“Welcoming immigrants is supposedly a foundation of this country, and at the end of the day, we’re all here for a better opportunity,” she insists.

Adeny hasn’t wasted that opportunity. Having completed her undergraduate degree in kinesiology and biology, she now works as a personal trainer, while she is working to complete her MBA.

When a friend suggested she take part in Catholic Relief Services’ exhibit, she didn’t hesitate to say yes, because as she told Crux, she’s spent her life working for the cause of her fellow refugees and sees this photo collection as another occasion in which passers-by on the street might be given a snapshot of a different perspective.

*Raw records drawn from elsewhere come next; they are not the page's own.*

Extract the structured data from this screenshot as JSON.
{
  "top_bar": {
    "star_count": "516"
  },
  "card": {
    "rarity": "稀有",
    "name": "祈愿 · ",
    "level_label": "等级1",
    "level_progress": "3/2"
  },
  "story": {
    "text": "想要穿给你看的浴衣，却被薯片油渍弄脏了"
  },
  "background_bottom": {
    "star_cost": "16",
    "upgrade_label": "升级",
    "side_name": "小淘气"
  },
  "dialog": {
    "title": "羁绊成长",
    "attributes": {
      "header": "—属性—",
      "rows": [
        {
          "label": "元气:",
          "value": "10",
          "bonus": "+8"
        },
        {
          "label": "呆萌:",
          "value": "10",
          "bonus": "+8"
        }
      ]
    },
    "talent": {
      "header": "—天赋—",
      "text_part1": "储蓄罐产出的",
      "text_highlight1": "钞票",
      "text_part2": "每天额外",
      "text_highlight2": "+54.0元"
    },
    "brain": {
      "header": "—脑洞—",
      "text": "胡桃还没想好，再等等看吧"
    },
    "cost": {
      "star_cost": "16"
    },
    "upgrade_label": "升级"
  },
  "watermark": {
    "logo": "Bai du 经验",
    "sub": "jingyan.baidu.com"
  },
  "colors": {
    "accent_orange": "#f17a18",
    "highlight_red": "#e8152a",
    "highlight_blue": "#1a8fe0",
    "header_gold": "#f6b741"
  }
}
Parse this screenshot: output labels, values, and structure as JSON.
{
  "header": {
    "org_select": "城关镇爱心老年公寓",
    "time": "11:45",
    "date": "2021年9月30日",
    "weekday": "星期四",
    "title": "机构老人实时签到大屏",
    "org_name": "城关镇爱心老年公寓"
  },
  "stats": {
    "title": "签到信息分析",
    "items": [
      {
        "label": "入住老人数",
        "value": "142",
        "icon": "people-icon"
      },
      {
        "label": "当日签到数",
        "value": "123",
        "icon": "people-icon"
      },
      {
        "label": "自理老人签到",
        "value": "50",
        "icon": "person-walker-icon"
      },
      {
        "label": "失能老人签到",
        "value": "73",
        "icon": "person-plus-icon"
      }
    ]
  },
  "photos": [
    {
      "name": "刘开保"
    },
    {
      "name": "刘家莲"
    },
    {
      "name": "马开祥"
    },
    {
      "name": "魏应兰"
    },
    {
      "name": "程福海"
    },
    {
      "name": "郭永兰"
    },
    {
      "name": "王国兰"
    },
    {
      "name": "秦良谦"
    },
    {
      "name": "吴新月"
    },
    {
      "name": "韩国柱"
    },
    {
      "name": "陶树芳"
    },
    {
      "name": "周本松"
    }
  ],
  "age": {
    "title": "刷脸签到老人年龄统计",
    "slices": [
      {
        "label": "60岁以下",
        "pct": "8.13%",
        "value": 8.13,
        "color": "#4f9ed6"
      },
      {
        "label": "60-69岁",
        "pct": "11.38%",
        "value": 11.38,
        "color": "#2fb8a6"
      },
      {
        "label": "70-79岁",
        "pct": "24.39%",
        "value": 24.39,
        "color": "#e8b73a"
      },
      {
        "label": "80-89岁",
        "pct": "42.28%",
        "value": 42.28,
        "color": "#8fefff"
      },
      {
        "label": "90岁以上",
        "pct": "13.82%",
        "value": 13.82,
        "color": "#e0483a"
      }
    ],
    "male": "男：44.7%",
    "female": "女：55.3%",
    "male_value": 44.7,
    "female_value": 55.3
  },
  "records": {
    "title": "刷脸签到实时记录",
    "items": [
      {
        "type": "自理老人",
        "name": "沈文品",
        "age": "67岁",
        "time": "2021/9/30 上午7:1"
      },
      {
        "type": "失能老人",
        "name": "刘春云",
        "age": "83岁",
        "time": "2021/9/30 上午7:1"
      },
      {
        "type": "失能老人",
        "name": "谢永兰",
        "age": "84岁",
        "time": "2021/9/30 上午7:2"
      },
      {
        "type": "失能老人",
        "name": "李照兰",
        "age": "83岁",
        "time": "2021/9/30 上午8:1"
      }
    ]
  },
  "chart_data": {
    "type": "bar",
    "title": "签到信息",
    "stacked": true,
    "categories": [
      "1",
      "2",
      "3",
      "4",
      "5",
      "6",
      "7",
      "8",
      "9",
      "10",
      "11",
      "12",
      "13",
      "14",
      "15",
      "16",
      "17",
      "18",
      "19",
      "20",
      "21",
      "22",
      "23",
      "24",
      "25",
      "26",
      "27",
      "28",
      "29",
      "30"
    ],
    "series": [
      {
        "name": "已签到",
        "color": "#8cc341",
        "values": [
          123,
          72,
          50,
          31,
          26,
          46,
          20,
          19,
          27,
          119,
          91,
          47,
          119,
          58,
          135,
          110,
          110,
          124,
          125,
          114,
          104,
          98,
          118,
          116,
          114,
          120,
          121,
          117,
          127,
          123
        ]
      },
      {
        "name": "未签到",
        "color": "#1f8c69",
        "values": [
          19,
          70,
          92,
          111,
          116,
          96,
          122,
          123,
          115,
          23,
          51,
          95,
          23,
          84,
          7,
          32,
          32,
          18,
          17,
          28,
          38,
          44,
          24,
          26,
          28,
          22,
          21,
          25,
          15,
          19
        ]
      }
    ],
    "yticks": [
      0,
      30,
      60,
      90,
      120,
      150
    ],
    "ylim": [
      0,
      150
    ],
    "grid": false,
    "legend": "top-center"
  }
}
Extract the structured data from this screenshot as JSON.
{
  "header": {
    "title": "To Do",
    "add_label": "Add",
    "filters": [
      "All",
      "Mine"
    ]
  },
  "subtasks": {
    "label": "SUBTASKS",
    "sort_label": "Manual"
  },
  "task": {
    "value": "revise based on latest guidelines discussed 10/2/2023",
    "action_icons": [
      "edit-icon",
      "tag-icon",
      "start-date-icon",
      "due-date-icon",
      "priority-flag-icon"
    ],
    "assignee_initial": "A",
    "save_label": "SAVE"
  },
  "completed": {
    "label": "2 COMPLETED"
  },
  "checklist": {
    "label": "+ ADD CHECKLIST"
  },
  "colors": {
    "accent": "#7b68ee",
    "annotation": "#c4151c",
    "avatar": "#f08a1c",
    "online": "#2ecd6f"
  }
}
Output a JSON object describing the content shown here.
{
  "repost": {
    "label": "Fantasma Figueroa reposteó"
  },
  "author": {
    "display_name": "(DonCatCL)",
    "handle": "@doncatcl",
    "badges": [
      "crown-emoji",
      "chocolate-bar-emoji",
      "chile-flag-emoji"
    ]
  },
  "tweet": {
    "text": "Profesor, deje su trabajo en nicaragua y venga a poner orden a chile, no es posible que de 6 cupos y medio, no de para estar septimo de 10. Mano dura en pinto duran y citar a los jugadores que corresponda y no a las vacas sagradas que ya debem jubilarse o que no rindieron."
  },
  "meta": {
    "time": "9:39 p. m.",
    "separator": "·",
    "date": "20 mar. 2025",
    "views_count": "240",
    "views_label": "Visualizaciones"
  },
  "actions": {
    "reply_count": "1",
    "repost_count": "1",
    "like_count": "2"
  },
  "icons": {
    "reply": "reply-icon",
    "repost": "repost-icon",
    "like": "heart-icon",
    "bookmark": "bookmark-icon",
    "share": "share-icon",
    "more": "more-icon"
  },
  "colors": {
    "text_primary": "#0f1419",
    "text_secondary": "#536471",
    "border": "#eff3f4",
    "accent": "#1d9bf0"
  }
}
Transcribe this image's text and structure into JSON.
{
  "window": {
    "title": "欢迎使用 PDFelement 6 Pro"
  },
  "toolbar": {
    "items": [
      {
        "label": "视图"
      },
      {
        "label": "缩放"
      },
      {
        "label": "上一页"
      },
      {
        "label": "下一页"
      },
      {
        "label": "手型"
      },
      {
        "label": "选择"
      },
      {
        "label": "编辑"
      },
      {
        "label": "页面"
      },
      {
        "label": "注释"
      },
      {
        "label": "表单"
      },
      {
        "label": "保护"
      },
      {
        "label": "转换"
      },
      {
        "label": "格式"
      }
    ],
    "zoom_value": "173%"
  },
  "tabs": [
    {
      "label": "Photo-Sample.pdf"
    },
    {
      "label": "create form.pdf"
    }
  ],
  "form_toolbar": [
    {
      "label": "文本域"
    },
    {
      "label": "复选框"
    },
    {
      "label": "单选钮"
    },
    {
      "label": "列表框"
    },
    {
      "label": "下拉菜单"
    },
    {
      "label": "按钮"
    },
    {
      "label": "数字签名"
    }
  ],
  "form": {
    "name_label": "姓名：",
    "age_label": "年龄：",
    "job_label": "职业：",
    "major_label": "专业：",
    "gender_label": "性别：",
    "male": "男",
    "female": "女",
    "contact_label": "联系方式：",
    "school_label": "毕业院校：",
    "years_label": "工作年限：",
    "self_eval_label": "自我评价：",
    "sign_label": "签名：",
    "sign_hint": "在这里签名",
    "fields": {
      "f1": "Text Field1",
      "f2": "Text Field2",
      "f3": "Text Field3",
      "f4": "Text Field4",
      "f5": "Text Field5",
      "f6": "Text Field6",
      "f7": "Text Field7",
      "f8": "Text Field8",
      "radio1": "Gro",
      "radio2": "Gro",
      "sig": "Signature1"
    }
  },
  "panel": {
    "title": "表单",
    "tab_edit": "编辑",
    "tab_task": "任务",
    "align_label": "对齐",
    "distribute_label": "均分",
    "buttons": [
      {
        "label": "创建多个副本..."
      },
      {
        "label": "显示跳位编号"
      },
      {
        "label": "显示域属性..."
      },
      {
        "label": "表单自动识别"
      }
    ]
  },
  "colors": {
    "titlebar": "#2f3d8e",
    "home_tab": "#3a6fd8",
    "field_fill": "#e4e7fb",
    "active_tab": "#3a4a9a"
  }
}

“I think that a lot of us, and a lot of the ones seeking to come to the United States, are really misunderstood and poorly represented by a small percent of bad apples that happen to get the attention of the media that’s instilled fear in other Americans,” she said.

For Jeremy Cowart, dubbed by the Huffington Post as the “Most Influential Photographer on the Internet,” taking photographs for the exhibit was an occasion “to see healing and restoration take place before our very eyes.”

“A lot of these people came in and were unsure of and nervous about refugees, and to see their opinions change after one face to face conversation was pretty remarkable and just goes to show you what needs to be happening across the country,” he told Crux.

“It’s easy to judge and form opinions based on fear and from afar, but once we sit face to face and actually ask why a refugee is trying to come here and stay here, we’re just kinder.”

The exhibit’s launch comes at a time in which Catholic leaders have issued a strong rejection of President Donald Trump’s policy of family separation at the U.S.-Mexico border and his administration’s decision not to allow refugees fleeing domestic abuse to seek asylum in the United States, and its organizers are hoping that in some way, this exhibit is yet another step in shifting public perception on this issue, that could eventually have broader public repercussions.

“The saying is that a picture is worth a thousand words, but I think when you combine it with words, it’s even more powerful — especially when you have two opposing sides coming together,” said Cowart.

“Hopefully, the exhibit will stir a conversation and get people reconsidering their already formed opinions and, hopefully, it encourages them to go meet someone of opposing beliefs and actually have a conversation face to face.”